[Stored dataset items]
--- START ---

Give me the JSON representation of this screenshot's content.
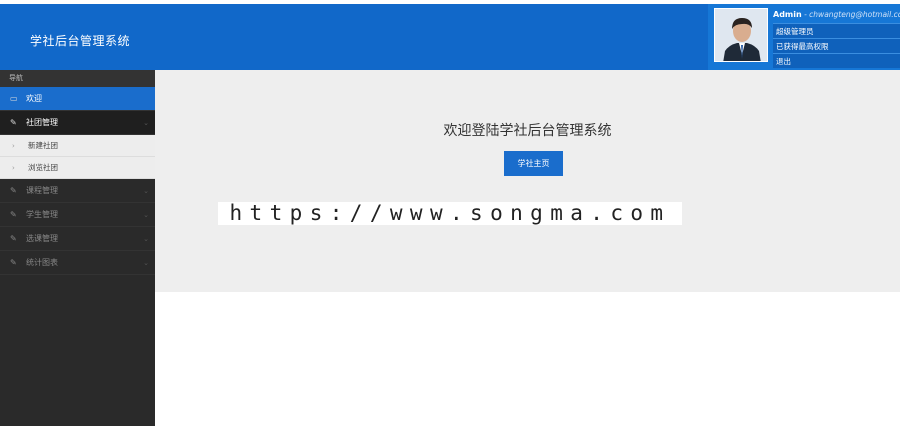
{
  "header": {
    "brand": "学社后台管理系统"
  },
  "user": {
    "name": "Admin",
    "email": " - chwangteng@hotmail.cc",
    "menu": [
      "超级管理员",
      "已获得最高权限",
      "退出"
    ]
  },
  "sidebar": {
    "title": "导航",
    "items": [
      {
        "label": "欢迎",
        "icon": "monitor-icon",
        "state": "active"
      },
      {
        "label": "社团管理",
        "icon": "pencil-icon",
        "state": "open",
        "sub": [
          "新建社团",
          "浏览社团"
        ]
      },
      {
        "label": "课程管理",
        "icon": "pencil-icon",
        "state": "collapsed"
      },
      {
        "label": "学生管理",
        "icon": "pencil-icon",
        "state": "collapsed"
      },
      {
        "label": "选课管理",
        "icon": "pencil-icon",
        "state": "collapsed"
      },
      {
        "label": "统计图表",
        "icon": "pencil-icon",
        "state": "collapsed"
      }
    ]
  },
  "main": {
    "welcome": "欢迎登陆学社后台管理系统",
    "button": "学社主页"
  },
  "watermark": "https://www.songma.com",
  "colors": {
    "header": "#1168c9",
    "active": "#1a6dcc",
    "sidebar": "#2a2a2a",
    "content_bg": "#eeeeee"
  }
}
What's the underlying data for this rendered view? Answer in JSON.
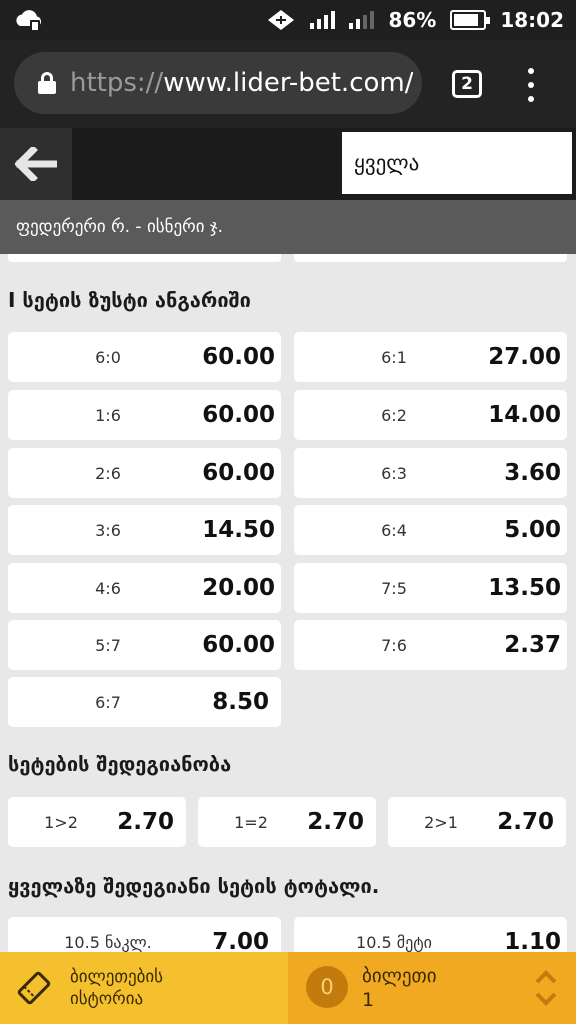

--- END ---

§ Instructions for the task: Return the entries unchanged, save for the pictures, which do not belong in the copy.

§ Output of the task:
Give me the JSON representation of this screenshot's content.
{
  "header": {
    "brand": "学社后台管理系统"
  },
  "user": {
    "name": "Admin",
    "email": " - chwangteng@hotmail.cc",
    "menu": [
      "超级管理员",
      "已获得最高权限",
      "退出"
    ]
  },
  "sidebar": {
    "title": "导航",
    "items": [
      {
        "label": "欢迎",
        "icon": "monitor-icon",
        "state": "active"
      },
      {
        "label": "社团管理",
        "icon": "pencil-icon",
        "state": "open",
        "sub": [
          "新建社团",
          "浏览社团"
        ]
      },
      {
        "label": "课程管理",
        "icon": "pencil-icon",
        "state": "collapsed"
      },
      {
        "label": "学生管理",
        "icon": "pencil-icon",
        "state": "collapsed"
      },
      {
        "label": "选课管理",
        "icon": "pencil-icon",
        "state": "collapsed"
      },
      {
        "label": "统计图表",
        "icon": "pencil-icon",
        "state": "collapsed"
      }
    ]
  },
  "main": {
    "welcome": "欢迎登陆学社后台管理系统",
    "button": "学社主页"
  },
  "watermark": "https://www.songma.com",
  "colors": {
    "header": "#1168c9",
    "active": "#1a6dcc",
    "sidebar": "#2a2a2a",
    "content_bg": "#eeeeee"
  }
}
What's the underlying data for this rendered view? Answer in JSON.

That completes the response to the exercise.